Just look at this gorgeous little plein air at Les Jardin du Tulieres and the Louvre by cousin Cheryl Peddie who is in France painting! Cheryl does NOT have detailitis, what she has a is a great painting. She tells me it's not yet totally finished but close. Notice all the detail in the top photo and look at her lovely painting beneath it. Cheryl has carefully ignored what is not necessary to the painting and paints the big shapes first which will be the bones on top of which she can add further detail if she wants. However, I know her work and doubt that she will add a whole lot more to it. This painting holds on it's own without detail and she has captured what is really important the atmosphere, the light and how it falls on the building.
Over focussing on details can cause an artist to neglect the important elements of big shapes, drawing, colour, value and temperature and how they relate to one another. The making of a painting is not found in the details, it’s found in the big shapes and the major values.
It’s not that detail itself is bad, in fact some paintings are full of delicious goodies inviting the viewer to really savour the banquet. But when artists leap into the details without first painting the big shapes/masses, those critical structures that hold the painting together like an armature, they find that their painting often has a scattered and fragmented appearance. Like I said in Artsnip 7, keep it SIMPLE at the start of your painting, ignoring all those little shapes and details like individual leaves, grasses, boards on buildings etc. for the time being. Loosely block in big SHAPES/MASSES as if the little shapes within them do not exist. This applies to all subject matter. And when you have the big stuff on like Cheryl has in her painting above, ask yourself if you really need all that detail.

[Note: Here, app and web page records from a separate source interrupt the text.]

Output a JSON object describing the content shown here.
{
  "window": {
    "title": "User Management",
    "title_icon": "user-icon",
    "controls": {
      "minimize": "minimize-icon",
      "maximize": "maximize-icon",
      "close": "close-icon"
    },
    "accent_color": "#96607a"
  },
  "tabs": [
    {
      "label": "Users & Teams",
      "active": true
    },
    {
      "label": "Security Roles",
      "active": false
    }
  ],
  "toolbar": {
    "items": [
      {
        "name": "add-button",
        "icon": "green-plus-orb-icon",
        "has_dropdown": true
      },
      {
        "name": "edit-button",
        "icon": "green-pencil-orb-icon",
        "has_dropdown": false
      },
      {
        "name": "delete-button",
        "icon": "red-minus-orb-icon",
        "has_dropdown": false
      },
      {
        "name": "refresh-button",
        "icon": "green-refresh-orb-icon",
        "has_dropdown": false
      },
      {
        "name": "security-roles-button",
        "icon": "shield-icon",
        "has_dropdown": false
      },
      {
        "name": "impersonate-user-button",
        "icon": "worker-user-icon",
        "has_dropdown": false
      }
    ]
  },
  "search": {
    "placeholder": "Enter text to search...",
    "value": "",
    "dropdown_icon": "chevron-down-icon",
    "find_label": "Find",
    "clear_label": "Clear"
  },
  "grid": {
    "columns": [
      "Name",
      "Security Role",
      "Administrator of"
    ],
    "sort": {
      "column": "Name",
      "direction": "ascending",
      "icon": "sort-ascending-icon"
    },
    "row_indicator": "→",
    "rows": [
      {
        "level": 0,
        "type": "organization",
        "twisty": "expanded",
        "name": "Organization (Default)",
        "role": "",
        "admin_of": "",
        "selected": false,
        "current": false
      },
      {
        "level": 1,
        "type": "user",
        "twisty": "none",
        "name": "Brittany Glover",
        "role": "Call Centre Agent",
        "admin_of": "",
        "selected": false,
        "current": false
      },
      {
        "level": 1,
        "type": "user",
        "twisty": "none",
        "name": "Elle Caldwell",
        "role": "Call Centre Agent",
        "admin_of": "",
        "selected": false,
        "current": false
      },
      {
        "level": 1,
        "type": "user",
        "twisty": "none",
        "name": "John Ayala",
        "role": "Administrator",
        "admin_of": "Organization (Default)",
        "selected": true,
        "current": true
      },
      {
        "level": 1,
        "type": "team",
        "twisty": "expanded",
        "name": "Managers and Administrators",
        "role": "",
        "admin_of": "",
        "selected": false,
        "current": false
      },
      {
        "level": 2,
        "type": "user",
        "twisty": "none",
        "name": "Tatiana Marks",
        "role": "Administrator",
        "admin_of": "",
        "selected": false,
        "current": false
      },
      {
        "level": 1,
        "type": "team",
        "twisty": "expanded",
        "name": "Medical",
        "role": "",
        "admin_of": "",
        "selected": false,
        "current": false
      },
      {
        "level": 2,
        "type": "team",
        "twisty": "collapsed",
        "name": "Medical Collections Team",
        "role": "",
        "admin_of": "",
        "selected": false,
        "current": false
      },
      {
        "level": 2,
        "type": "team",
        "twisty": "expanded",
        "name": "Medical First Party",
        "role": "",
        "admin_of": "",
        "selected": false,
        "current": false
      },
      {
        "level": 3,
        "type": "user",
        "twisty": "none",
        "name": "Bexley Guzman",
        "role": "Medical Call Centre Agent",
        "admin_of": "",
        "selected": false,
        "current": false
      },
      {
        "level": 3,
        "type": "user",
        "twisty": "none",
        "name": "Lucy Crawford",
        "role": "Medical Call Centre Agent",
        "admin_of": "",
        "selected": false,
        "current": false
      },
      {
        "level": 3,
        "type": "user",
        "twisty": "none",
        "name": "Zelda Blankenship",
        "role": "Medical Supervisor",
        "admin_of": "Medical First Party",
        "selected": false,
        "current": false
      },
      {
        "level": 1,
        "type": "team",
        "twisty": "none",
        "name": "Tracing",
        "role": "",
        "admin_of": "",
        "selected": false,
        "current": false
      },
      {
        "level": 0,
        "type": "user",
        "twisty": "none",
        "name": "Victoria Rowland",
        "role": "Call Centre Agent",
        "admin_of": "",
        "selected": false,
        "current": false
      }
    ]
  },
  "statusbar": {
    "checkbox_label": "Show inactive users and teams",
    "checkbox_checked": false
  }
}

Details are like the dressing on salad. You make the salad first, then you add the dressing. The dressing on it’s own does not make a salad. Unless you like to eat blue cheese dressing by the spoonful but that’s a whole new story.